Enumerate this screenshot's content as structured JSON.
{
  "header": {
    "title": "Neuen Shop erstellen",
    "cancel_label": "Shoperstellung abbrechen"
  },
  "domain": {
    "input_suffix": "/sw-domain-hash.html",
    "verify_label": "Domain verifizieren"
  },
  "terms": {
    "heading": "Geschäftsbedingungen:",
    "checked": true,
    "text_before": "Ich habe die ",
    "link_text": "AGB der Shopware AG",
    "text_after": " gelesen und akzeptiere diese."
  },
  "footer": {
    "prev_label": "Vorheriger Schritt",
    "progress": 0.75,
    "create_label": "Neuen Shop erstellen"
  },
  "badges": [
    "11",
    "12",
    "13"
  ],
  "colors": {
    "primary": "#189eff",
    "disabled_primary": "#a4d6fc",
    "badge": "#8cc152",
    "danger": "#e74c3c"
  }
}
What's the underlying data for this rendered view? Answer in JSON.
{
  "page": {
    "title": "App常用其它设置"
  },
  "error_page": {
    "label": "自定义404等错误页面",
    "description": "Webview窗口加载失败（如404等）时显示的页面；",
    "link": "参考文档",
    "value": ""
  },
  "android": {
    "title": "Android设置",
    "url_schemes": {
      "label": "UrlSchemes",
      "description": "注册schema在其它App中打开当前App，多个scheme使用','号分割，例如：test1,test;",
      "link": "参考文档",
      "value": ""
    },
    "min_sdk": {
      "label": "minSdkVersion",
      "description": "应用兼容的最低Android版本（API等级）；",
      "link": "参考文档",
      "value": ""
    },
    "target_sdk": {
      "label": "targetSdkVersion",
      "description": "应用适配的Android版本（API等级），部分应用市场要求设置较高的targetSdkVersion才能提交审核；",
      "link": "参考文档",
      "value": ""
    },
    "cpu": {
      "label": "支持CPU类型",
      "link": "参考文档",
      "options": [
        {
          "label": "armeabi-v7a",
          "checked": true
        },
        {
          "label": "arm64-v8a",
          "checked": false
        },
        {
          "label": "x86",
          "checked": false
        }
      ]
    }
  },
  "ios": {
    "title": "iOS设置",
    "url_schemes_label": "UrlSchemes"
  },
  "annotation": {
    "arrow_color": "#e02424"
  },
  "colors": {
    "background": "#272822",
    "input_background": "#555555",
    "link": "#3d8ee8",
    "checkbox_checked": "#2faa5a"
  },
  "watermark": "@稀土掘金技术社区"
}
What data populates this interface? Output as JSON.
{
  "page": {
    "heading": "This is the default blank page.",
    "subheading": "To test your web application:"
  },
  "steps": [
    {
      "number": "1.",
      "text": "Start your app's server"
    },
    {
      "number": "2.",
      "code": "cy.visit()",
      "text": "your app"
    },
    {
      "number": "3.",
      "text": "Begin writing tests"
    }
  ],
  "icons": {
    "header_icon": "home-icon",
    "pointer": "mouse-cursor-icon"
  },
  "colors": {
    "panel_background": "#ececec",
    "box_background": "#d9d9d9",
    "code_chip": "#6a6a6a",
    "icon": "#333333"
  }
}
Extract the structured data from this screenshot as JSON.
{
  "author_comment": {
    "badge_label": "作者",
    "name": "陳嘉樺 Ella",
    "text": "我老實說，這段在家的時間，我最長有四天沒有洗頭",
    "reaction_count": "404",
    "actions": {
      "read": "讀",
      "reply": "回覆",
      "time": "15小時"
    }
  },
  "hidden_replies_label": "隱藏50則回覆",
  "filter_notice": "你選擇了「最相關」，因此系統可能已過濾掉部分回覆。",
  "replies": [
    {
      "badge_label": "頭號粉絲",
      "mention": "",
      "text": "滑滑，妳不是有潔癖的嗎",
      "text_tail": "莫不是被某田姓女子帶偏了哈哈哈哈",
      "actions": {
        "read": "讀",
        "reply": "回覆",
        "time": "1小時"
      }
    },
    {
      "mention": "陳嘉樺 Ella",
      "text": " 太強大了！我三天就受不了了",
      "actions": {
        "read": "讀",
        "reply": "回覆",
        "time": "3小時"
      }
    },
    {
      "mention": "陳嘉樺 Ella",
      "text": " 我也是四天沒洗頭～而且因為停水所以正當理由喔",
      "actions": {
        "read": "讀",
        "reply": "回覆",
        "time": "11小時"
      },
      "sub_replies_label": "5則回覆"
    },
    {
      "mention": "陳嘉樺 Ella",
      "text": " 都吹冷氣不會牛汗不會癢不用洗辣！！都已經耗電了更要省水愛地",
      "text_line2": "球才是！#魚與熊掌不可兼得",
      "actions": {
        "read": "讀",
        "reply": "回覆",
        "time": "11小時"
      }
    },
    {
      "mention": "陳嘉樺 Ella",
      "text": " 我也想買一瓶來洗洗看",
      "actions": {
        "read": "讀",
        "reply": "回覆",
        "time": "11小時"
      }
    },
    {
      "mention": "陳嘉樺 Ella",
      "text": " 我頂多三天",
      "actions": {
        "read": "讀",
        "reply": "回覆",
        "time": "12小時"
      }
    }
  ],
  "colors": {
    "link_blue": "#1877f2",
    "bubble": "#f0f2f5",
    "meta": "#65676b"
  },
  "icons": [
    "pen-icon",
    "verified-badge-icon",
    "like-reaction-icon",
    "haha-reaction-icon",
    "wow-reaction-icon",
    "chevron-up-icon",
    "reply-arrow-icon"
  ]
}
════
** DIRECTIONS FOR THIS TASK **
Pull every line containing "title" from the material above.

** SOLUTION FOR THIS PROBLEM **
    "title": "Neuen Shop erstellen",
    "title": "App常用其它设置"
    "title": "Android设置",
    "title": "iOS设置",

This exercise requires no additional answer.